Tuesday, June 22, 2010

wild vs domestic






The two little scraggly things that came off the cattle truck a few weeks ago are changing...But as they change i hope they keep a lot of what their wild days shaped them to be. Domestic vs wild....there is definately advantage to both. When i compare my two groups of horses at home, i think it is a shame you cant have it both ways.






The ones from the wild are probably the most efficient animals Ive ever seen at turning grass into fat.. Everyday they're bigger. On not much food either. It a rainy wet winter, and all the grass has long since turned to mud, or ceased growing due to cold. The paddocks are more so they can stretch their legs than for feed purposes. Yet when I'm pumping hard feed,baylage and anything else i can find into my competition horses and broodmares. The wild ones are gaining weight on scraggly grass and hay. Although they do eat baylage (slightly fermented hay) now, neither one touches horse feed. I'm not complaining though, bonus is that they re turning out to be even cheaper to feed than expected.
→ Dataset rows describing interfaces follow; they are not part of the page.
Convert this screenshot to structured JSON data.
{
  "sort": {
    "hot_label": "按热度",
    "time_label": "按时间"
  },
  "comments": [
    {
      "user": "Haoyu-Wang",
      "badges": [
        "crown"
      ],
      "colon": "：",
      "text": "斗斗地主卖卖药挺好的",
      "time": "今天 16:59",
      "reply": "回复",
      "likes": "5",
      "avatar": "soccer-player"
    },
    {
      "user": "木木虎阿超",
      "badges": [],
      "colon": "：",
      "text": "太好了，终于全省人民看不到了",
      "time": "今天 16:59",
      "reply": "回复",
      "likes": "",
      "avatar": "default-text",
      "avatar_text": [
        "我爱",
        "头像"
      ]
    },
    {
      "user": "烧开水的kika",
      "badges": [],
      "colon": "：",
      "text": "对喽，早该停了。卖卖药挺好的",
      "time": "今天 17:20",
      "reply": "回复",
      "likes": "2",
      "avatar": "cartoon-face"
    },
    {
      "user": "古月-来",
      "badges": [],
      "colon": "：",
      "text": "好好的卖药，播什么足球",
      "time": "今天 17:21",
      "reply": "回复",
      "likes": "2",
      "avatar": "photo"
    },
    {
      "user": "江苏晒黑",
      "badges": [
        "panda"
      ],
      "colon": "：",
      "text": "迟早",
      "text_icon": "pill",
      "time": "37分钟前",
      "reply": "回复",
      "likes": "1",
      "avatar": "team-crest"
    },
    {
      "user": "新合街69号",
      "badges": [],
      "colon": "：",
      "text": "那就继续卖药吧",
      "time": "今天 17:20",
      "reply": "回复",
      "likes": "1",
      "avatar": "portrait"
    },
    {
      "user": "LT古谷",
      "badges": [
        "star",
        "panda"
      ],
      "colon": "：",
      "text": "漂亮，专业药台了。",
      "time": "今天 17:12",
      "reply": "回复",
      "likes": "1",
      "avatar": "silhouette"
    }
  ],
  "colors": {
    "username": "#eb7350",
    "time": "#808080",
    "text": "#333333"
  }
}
Where my big broodmares carrying babies with the best bloodlines i could find, fuss, paw and make putting weight on them difficult. the wild ones just eat and eat and eat. Everyday i watch the domestic herd galloping round the paddock ripping up any grass that might have grown. I've never ever seen the wild ones do any thing but walk around the paddock. While the domestic horses find every excuse in their path to spook and be silly. The wild ones never do, they'll stand and watch if something catches their eye. But they dont run in circles senselessly.
Being from the wild, where food was scarce. Theses to little horses have known hunger, real hunger. They have probably had to travel distances looking for food and water. where the worst my horses have known is missing a meal of hard feed. The wild ones because they have had to survive, don't waste energy moving around for no reason. Food and energy is conserved for times when things is scarce. Everything is eaten (except horse feed) Ive watched them eat twigs, dead leaves, bark as well as the grass. This survival attitude is to be admired.
The domestic horses, not all of them, but especially the ones that have come from the race track, do not have this survival attitude. Racehorses especially are known for being crazy. but they are amazing athletes they have been bred for speed and to be lightweight and lean in order to run, brains have been left out of the mix. They have had the best nutrition and feeding as they grow. So they grow into big strong and beautiful, athletic creatures. Usually though they've never been in a herd situation, never had to compete for food and never had to figure out anything for themselves. So food is not cherished, they run and spook before they try to figure things out. They re in a way helpless compared to the independent wild horses.
Interestingly i once took on 4 Thoroughbred's strait from the track, who were skinny, nervous and pretty stupid creatures at the time. Luckily for me i have land and huge paddocks with streams and other natural obstacles running through them, so my normal horses run as a big herd. Theses 4 horses were the fussiest eaters you couldn't get them to touch anything. When i eventually let them run with the herd, suddenly they had to compete for food (hay in winter) they had to figure out how to get around stream logs etc. They went from skinny and neurotic to calm and eating in a couple of weeks on less food than they'd ever been on before.
I love my domestic horses, the ones Ive bred myself i think have the best of both worlds. They get all the benefits of being raised in captivity, good food, so they grow to there full potential, there feet worked on. handling from people. but Still have the mental stimulation of being in a herd and paddocks where they have to figure out challenges for themselves. the difference between my horses and horses from the racetrack is easy to tell. the wild ones i love the sensibility, the sturdiness, foraging and their sure footedness that allows them to travel over all terrain. But they also will never grow to the size they could have been in captivity if they'dnever known the lean wild times. It will be interesting to see what the greys baby will turn out like...wild blood raised with the best of domestic life...